> **Exercise description**:
Return the data below exactly as given, except for the images.

> **Raw data**:
"""
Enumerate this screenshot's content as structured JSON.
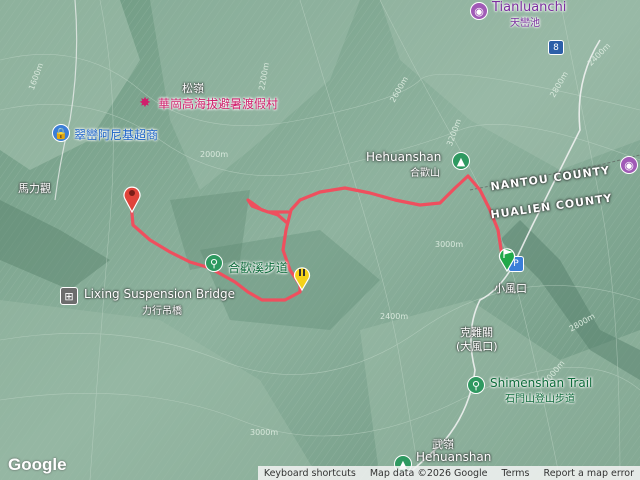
{
  "map": {
    "places": {
      "tianluanchi_en": "Tianluanchi",
      "tianluanchi_zh": "天巒池",
      "hehuanshan_en": "Hehuanshan",
      "hehuanshan_zh": "合歡山",
      "songling": "松嶺",
      "huagang": "華崗高海拔避暑渡假村",
      "cuiluan": "翠巒阿尼基超商",
      "malili": "馬力觀",
      "hehuan_creek": "合歡溪步道",
      "lixing_en": "Lixing Suspension Bridge",
      "lixing_zh": "力行吊橋",
      "xiaofengkou": "小風口",
      "kelaiguan": "克難關",
      "dafengkou": "(大風口)",
      "shimenshan_en": "Shimenshan Trail",
      "shimenshan_zh": "石門山登山步道",
      "wuling": "武嶺",
      "hehuanshan_bottom": "Hehuanshan",
      "route_badge": "8"
    },
    "counties": {
      "nantou": "NANTOU COUNTY",
      "hualien": "HUALIEN COUNTY"
    },
    "contours": [
      "1600m",
      "2000m",
      "2200m",
      "2400m",
      "2600m",
      "2800m",
      "3000m",
      "3200m",
      "2000m",
      "2400m",
      "2800m",
      "3000m"
    ],
    "route_color": "#ef4f5e",
    "markers": {
      "start_color": "#e0443a",
      "mid_color": "#f5d21a",
      "end_color": "#22a84a"
    }
  },
  "footer": {
    "logo": "Google",
    "shortcuts": "Keyboard shortcuts",
    "map_data": "Map data ©2026 Google",
    "terms": "Terms",
    "report": "Report a map error"
  }
}
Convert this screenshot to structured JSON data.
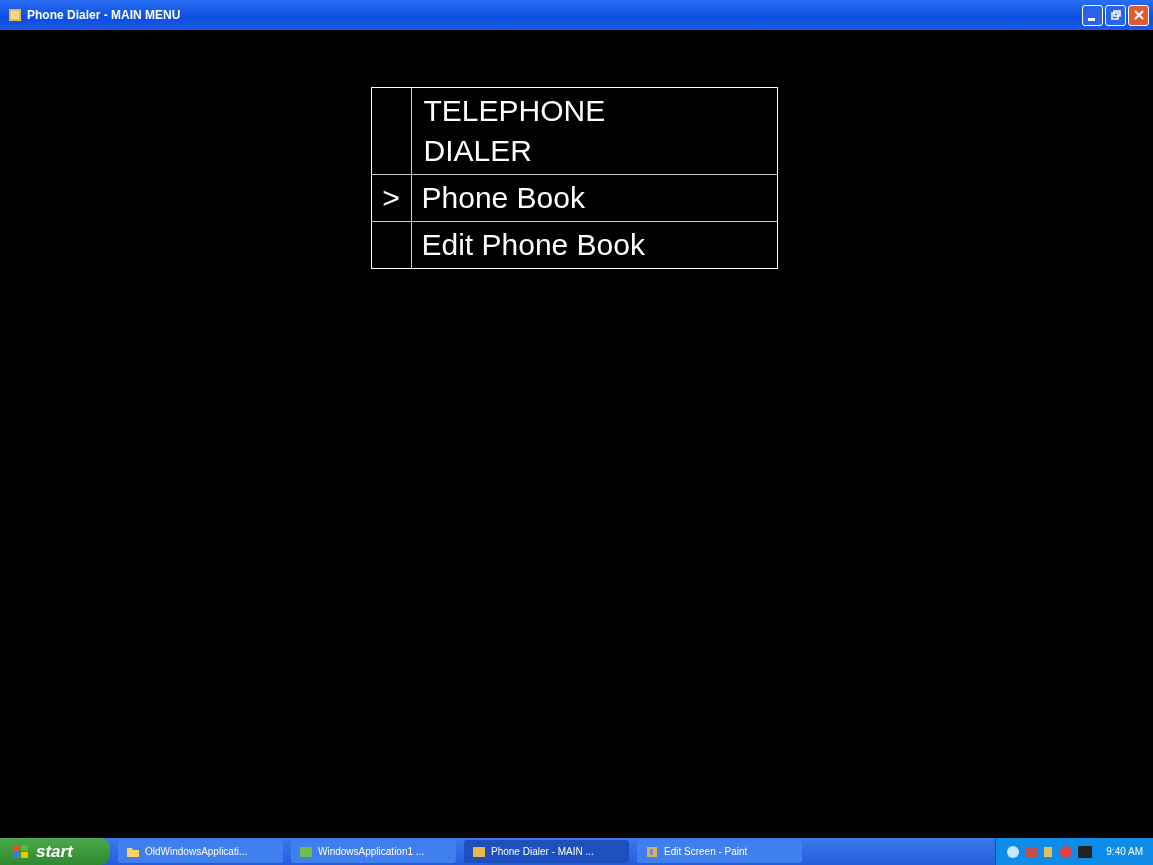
{
  "window": {
    "title": "Phone Dialer - MAIN MENU"
  },
  "menu": {
    "title": "TELEPHONE DIALER",
    "items": [
      {
        "marker": ">",
        "label": "Phone Book",
        "selected": true
      },
      {
        "label": "Edit Phone Book",
        "selected": false
      }
    ]
  },
  "taskbar": {
    "start": "start",
    "tasks": [
      {
        "label": "OldWindowsApplicati...",
        "kind": "folder",
        "selected": false
      },
      {
        "label": "WindowsApplication1 ...",
        "kind": "app",
        "selected": false
      },
      {
        "label": "Phone Dialer - MAIN ...",
        "kind": "app",
        "selected": true
      },
      {
        "label": "Edit Screen - Paint",
        "kind": "paint",
        "selected": false
      }
    ],
    "clock": "9:40 AM"
  }
}
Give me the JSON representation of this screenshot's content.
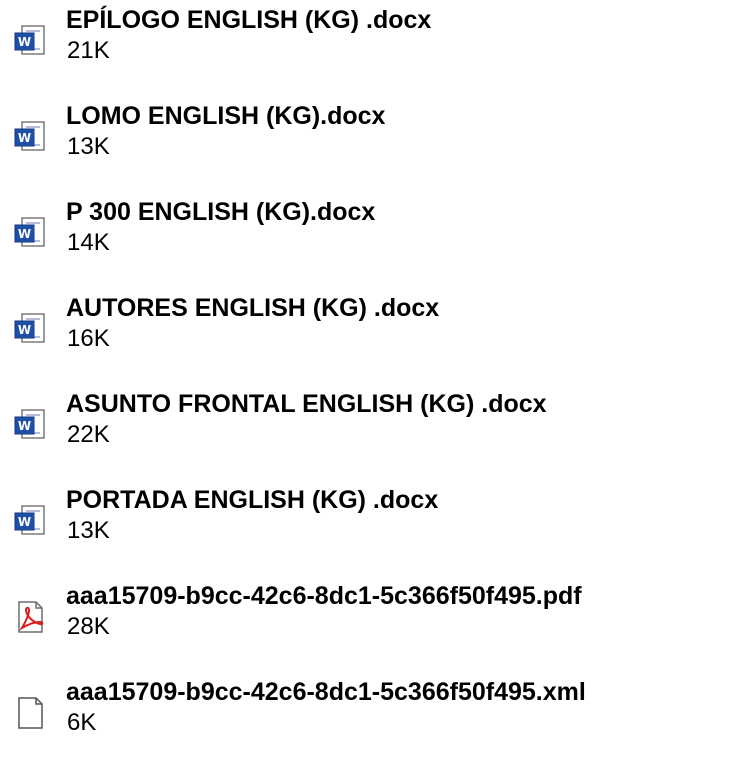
{
  "files": [
    {
      "name": "EPÍLOGO ENGLISH (KG) .docx",
      "size": "21K",
      "icon": "word-document-icon"
    },
    {
      "name": "LOMO ENGLISH (KG).docx",
      "size": "13K",
      "icon": "word-document-icon"
    },
    {
      "name": "P 300 ENGLISH (KG).docx",
      "size": "14K",
      "icon": "word-document-icon"
    },
    {
      "name": "AUTORES ENGLISH (KG) .docx",
      "size": "16K",
      "icon": "word-document-icon"
    },
    {
      "name": "ASUNTO FRONTAL ENGLISH (KG) .docx",
      "size": "22K",
      "icon": "word-document-icon"
    },
    {
      "name": "PORTADA ENGLISH (KG) .docx",
      "size": "13K",
      "icon": "word-document-icon"
    },
    {
      "name": "aaa15709-b9cc-42c6-8dc1-5c366f50f495.pdf",
      "size": "28K",
      "icon": "pdf-document-icon"
    },
    {
      "name": "aaa15709-b9cc-42c6-8dc1-5c366f50f495.xml",
      "size": "6K",
      "icon": "generic-file-icon"
    }
  ],
  "colors": {
    "word_blue": "#1f4fa8",
    "pdf_red": "#d81e1e",
    "icon_outline": "#555555"
  }
}
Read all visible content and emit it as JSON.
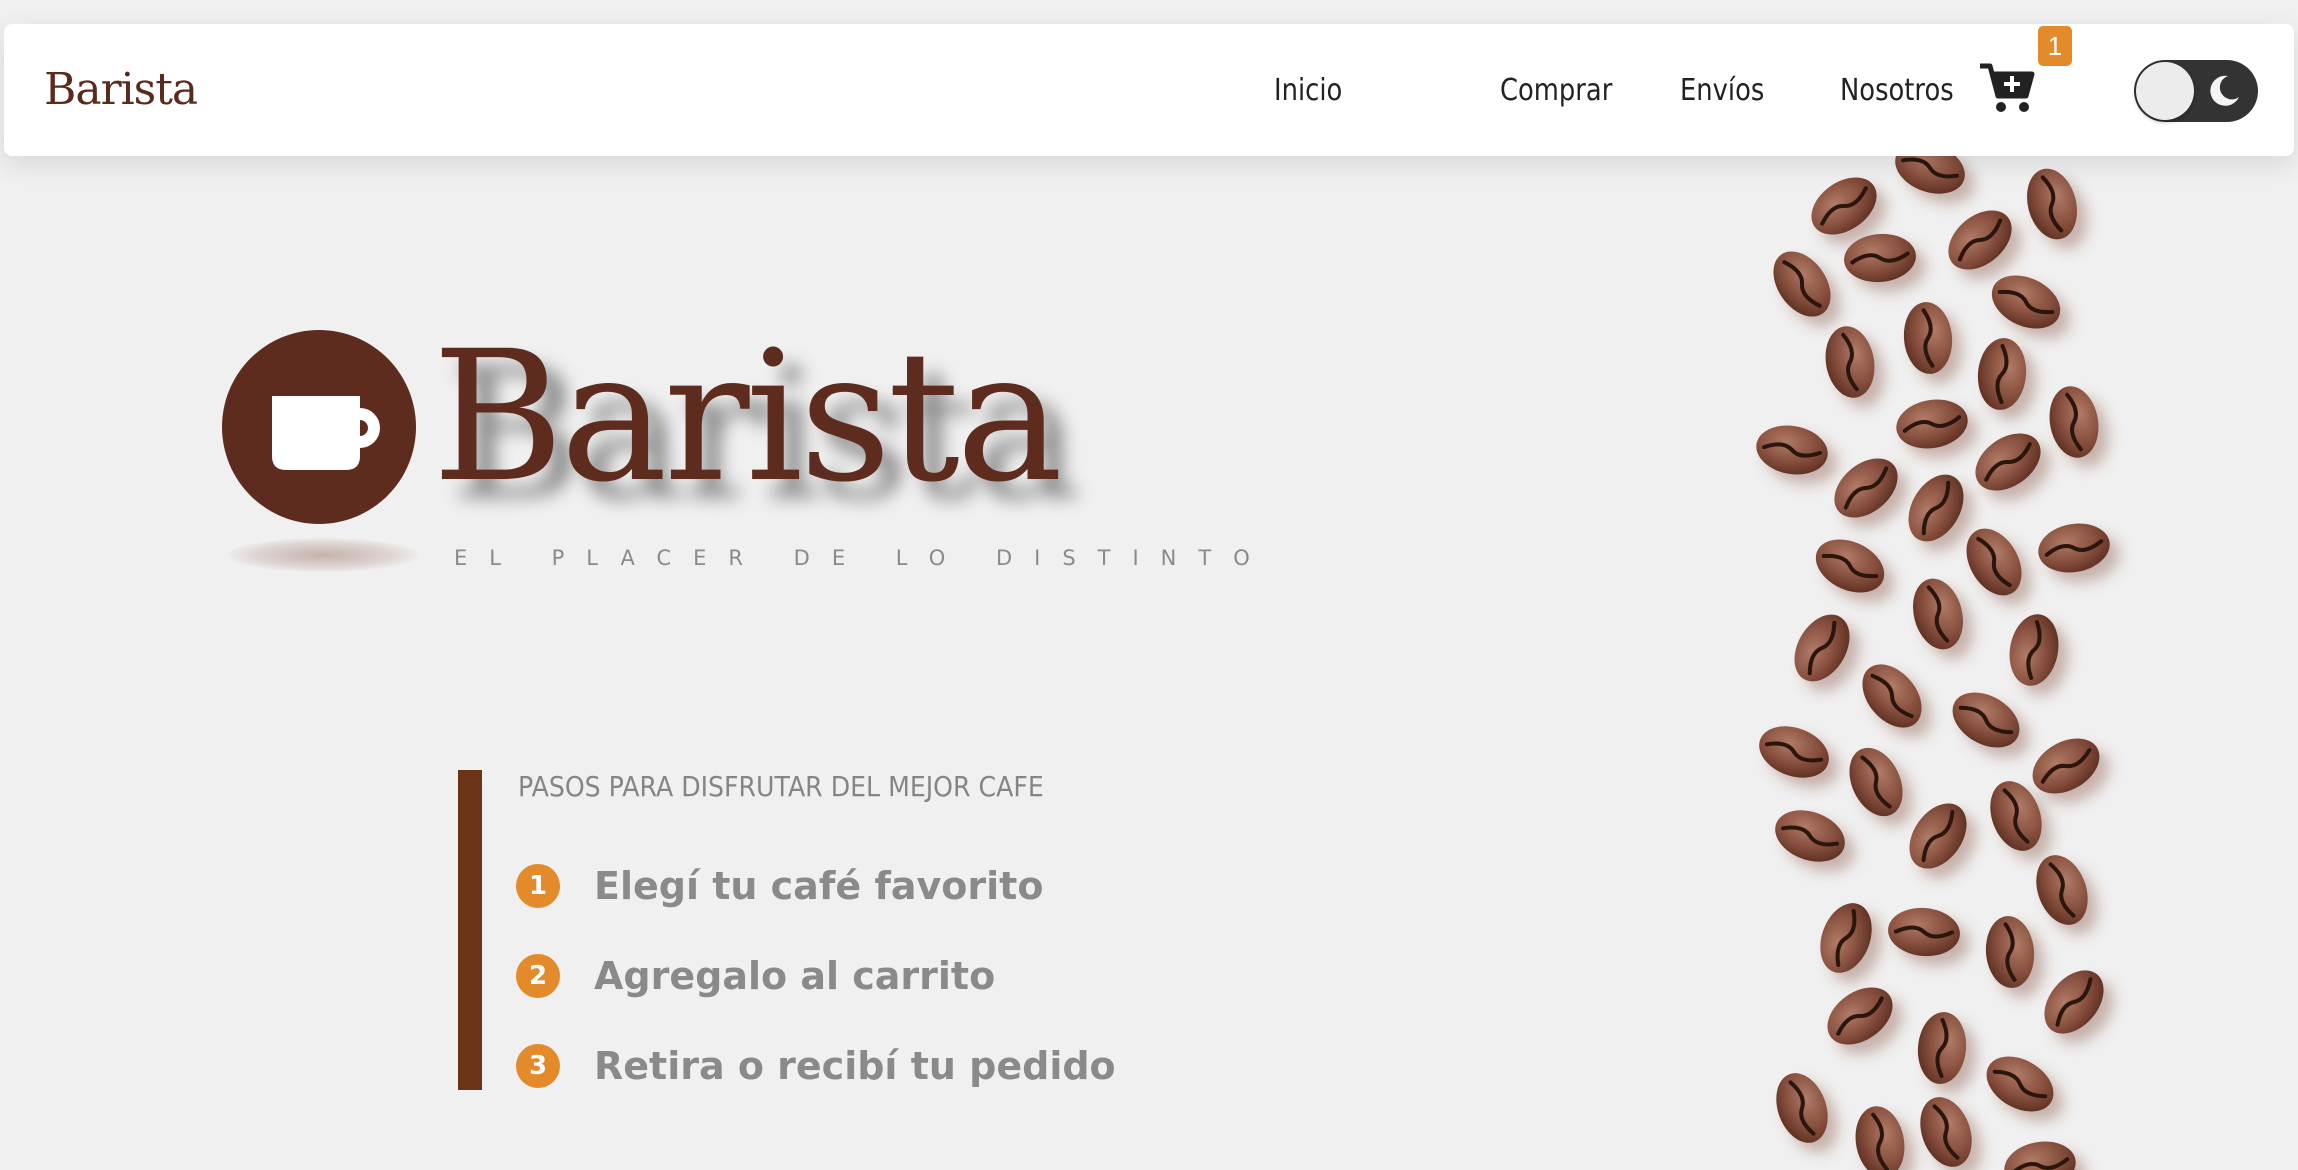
{
  "navbar": {
    "brand": "Barista",
    "links": [
      {
        "label": "Inicio"
      },
      {
        "label": "Comprar"
      },
      {
        "label": "Envíos"
      },
      {
        "label": "Nosotros"
      }
    ],
    "cart": {
      "icon": "cart-plus-icon",
      "badge_count": "1"
    },
    "theme_toggle": {
      "icon": "moon-icon",
      "state": "light"
    }
  },
  "hero": {
    "logo_word": "Barista",
    "tagline": "EL PLACER DE LO DISTINTO",
    "emblem_icon": "coffee-cup-icon"
  },
  "steps": {
    "title": "PASOS PARA DISFRUTAR DEL MEJOR CAFE",
    "items": [
      {
        "number": "1",
        "text": "Elegí tu café favorito"
      },
      {
        "number": "2",
        "text": "Agregalo al carrito"
      },
      {
        "number": "3",
        "text": "Retira o recibí tu pedido"
      }
    ]
  },
  "decoration": {
    "image": "coffee-beans-image"
  },
  "colors": {
    "brand_brown": "#5e2c1f",
    "accent_orange": "#e38a2a",
    "step_bar": "#6b3416",
    "background": "#f0f0f0"
  }
}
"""
> **Exercise response**:
Enumerate this screenshot's content as structured JSON.
{
  "map": {
    "places": {
      "tianluanchi_en": "Tianluanchi",
      "tianluanchi_zh": "天巒池",
      "hehuanshan_en": "Hehuanshan",
      "hehuanshan_zh": "合歡山",
      "songling": "松嶺",
      "huagang": "華崗高海拔避暑渡假村",
      "cuiluan": "翠巒阿尼基超商",
      "malili": "馬力觀",
      "hehuan_creek": "合歡溪步道",
      "lixing_en": "Lixing Suspension Bridge",
      "lixing_zh": "力行吊橋",
      "xiaofengkou": "小風口",
      "kelaiguan": "克難關",
      "dafengkou": "(大風口)",
      "shimenshan_en": "Shimenshan Trail",
      "shimenshan_zh": "石門山登山步道",
      "wuling": "武嶺",
      "hehuanshan_bottom": "Hehuanshan",
      "route_badge": "8"
    },
    "counties": {
      "nantou": "NANTOU COUNTY",
      "hualien": "HUALIEN COUNTY"
    },
    "contours": [
      "1600m",
      "2000m",
      "2200m",
      "2400m",
      "2600m",
      "2800m",
      "3000m",
      "3200m",
      "2000m",
      "2400m",
      "2800m",
      "3000m"
    ],
    "route_color": "#ef4f5e",
    "markers": {
      "start_color": "#e0443a",
      "mid_color": "#f5d21a",
      "end_color": "#22a84a"
    }
  },
  "footer": {
    "logo": "Google",
    "shortcuts": "Keyboard shortcuts",
    "map_data": "Map data ©2026 Google",
    "terms": "Terms",
    "report": "Report a map error"
  }
}
Convert this screenshot to structured JSON data.
{
  "window": {
    "title": "Phone Dialer - MAIN MENU"
  },
  "menu": {
    "title": "TELEPHONE DIALER",
    "items": [
      {
        "marker": ">",
        "label": "Phone Book",
        "selected": true
      },
      {
        "label": "Edit Phone Book",
        "selected": false
      }
    ]
  },
  "taskbar": {
    "start": "start",
    "tasks": [
      {
        "label": "OldWindowsApplicati...",
        "kind": "folder",
        "selected": false
      },
      {
        "label": "WindowsApplication1 ...",
        "kind": "app",
        "selected": false
      },
      {
        "label": "Phone Dialer - MAIN ...",
        "kind": "app",
        "selected": true
      },
      {
        "label": "Edit Screen - Paint",
        "kind": "paint",
        "selected": false
      }
    ],
    "clock": "9:40 AM"
  }
}
Give me the JSON representation of this screenshot's content.
{
  "files": [
    {
      "name": "EPÍLOGO ENGLISH (KG) .docx",
      "size": "21K",
      "icon": "word-document-icon"
    },
    {
      "name": "LOMO ENGLISH (KG).docx",
      "size": "13K",
      "icon": "word-document-icon"
    },
    {
      "name": "P 300 ENGLISH (KG).docx",
      "size": "14K",
      "icon": "word-document-icon"
    },
    {
      "name": "AUTORES ENGLISH (KG) .docx",
      "size": "16K",
      "icon": "word-document-icon"
    },
    {
      "name": "ASUNTO FRONTAL ENGLISH (KG) .docx",
      "size": "22K",
      "icon": "word-document-icon"
    },
    {
      "name": "PORTADA ENGLISH (KG) .docx",
      "size": "13K",
      "icon": "word-document-icon"
    },
    {
      "name": "aaa15709-b9cc-42c6-8dc1-5c366f50f495.pdf",
      "size": "28K",
      "icon": "pdf-document-icon"
    },
    {
      "name": "aaa15709-b9cc-42c6-8dc1-5c366f50f495.xml",
      "size": "6K",
      "icon": "generic-file-icon"
    }
  ],
  "colors": {
    "word_blue": "#1f4fa8",
    "pdf_red": "#d81e1e",
    "icon_outline": "#555555"
  }
}
Read all visible content and emit it as JSON.
{
  "navbar": {
    "brand": "Barista",
    "links": [
      {
        "label": "Inicio"
      },
      {
        "label": "Comprar"
      },
      {
        "label": "Envíos"
      },
      {
        "label": "Nosotros"
      }
    ],
    "cart": {
      "icon": "cart-plus-icon",
      "badge_count": "1"
    },
    "theme_toggle": {
      "icon": "moon-icon",
      "state": "light"
    }
  },
  "hero": {
    "logo_word": "Barista",
    "tagline": "EL PLACER DE LO DISTINTO",
    "emblem_icon": "coffee-cup-icon"
  },
  "steps": {
    "title": "PASOS PARA DISFRUTAR DEL MEJOR CAFE",
    "items": [
      {
        "number": "1",
        "text": "Elegí tu café favorito"
      },
      {
        "number": "2",
        "text": "Agregalo al carrito"
      },
      {
        "number": "3",
        "text": "Retira o recibí tu pedido"
      }
    ]
  },
  "decoration": {
    "image": "coffee-beans-image"
  },
  "colors": {
    "brand_brown": "#5e2c1f",
    "accent_orange": "#e38a2a",
    "step_bar": "#6b3416",
    "background": "#f0f0f0"
  }
}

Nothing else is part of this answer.